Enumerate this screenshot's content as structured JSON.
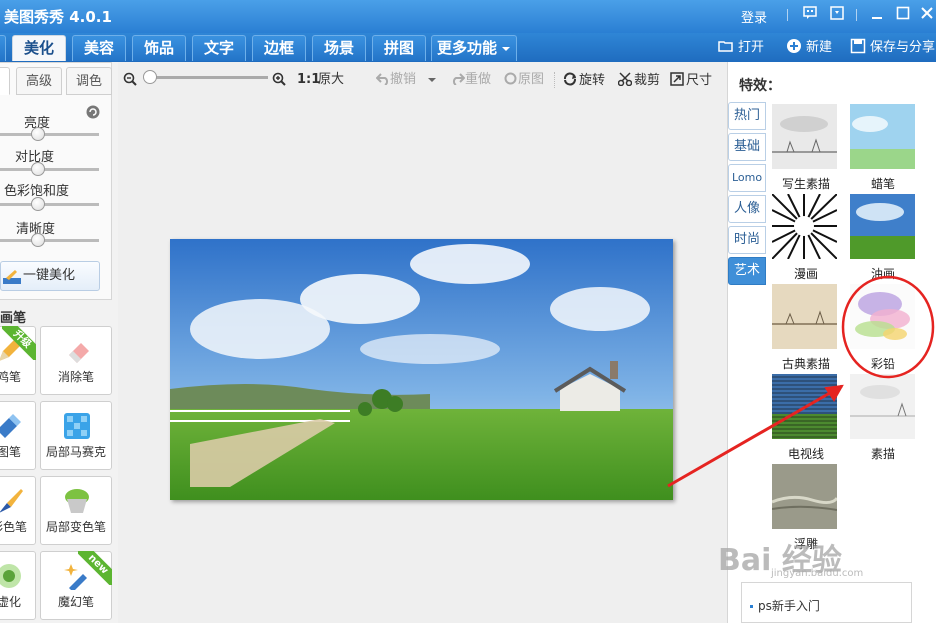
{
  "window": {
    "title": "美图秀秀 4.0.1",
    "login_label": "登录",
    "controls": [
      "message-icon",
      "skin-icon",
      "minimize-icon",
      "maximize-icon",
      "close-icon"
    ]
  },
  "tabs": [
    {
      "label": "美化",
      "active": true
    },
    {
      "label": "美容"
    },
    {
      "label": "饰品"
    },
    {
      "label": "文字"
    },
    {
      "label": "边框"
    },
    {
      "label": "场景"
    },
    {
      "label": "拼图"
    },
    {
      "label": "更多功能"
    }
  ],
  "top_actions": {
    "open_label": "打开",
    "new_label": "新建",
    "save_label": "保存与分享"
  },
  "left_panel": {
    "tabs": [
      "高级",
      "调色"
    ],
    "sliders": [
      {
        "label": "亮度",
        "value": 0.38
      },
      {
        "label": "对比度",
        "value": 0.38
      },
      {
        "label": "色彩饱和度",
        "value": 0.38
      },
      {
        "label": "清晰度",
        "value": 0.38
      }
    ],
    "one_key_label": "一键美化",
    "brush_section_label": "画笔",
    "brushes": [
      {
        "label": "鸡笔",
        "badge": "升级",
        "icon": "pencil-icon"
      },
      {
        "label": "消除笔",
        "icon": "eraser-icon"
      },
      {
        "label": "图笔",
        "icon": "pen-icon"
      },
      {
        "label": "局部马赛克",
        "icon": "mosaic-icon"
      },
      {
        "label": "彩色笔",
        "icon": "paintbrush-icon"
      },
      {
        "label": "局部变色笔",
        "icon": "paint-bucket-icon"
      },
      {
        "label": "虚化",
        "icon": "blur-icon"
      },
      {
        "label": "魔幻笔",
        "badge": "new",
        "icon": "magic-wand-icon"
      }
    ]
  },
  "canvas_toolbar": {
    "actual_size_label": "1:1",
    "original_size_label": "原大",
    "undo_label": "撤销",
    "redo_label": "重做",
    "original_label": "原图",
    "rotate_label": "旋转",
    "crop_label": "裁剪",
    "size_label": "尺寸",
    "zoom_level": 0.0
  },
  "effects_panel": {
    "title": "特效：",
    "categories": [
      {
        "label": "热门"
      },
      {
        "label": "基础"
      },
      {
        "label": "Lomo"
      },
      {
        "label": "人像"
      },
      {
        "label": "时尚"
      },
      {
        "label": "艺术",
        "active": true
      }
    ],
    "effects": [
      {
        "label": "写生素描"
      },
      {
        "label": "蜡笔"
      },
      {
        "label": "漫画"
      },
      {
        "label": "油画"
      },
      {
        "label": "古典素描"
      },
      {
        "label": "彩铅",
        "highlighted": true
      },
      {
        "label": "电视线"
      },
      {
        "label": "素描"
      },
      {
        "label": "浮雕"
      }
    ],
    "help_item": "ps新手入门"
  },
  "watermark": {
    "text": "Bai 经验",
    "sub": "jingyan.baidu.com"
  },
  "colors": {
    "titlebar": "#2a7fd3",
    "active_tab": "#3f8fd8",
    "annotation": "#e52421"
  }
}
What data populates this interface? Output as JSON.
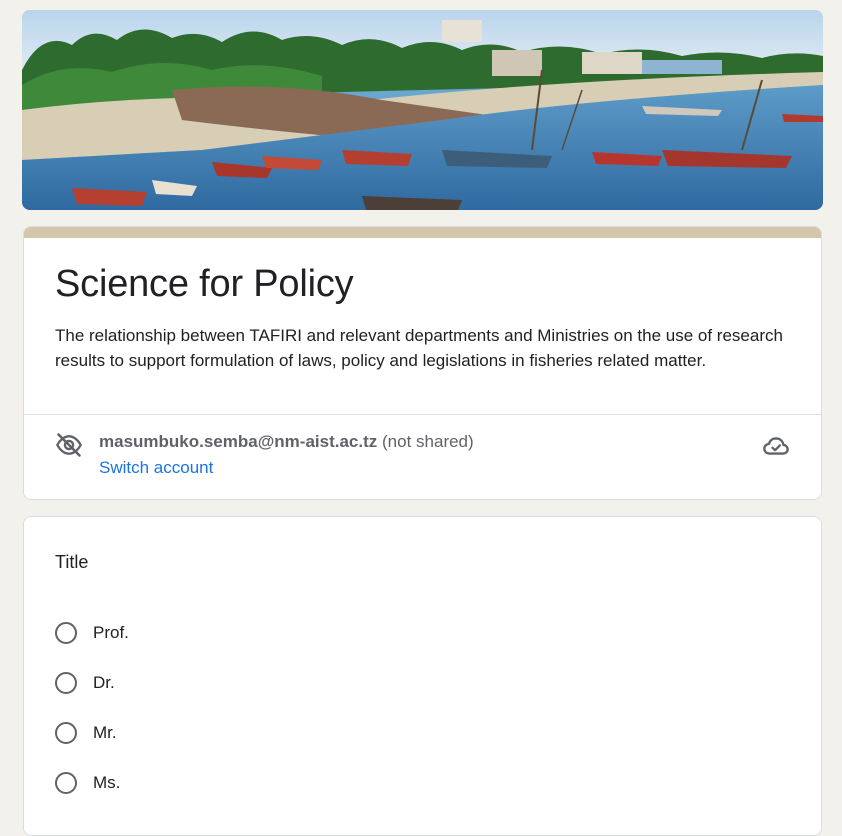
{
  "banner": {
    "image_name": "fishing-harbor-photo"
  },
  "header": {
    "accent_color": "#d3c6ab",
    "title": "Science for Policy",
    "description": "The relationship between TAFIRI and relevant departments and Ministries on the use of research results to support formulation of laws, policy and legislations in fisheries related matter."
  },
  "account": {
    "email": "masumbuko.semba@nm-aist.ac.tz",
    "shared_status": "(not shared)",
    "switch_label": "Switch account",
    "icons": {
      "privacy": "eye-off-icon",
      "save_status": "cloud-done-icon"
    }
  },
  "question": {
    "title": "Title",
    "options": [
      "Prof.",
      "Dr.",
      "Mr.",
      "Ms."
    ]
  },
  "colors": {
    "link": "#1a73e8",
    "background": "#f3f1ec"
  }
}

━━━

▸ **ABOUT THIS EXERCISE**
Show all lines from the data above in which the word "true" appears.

▸ **EXERCISE ANSWER**
      "active": true
        "active": true
        "highlighted": true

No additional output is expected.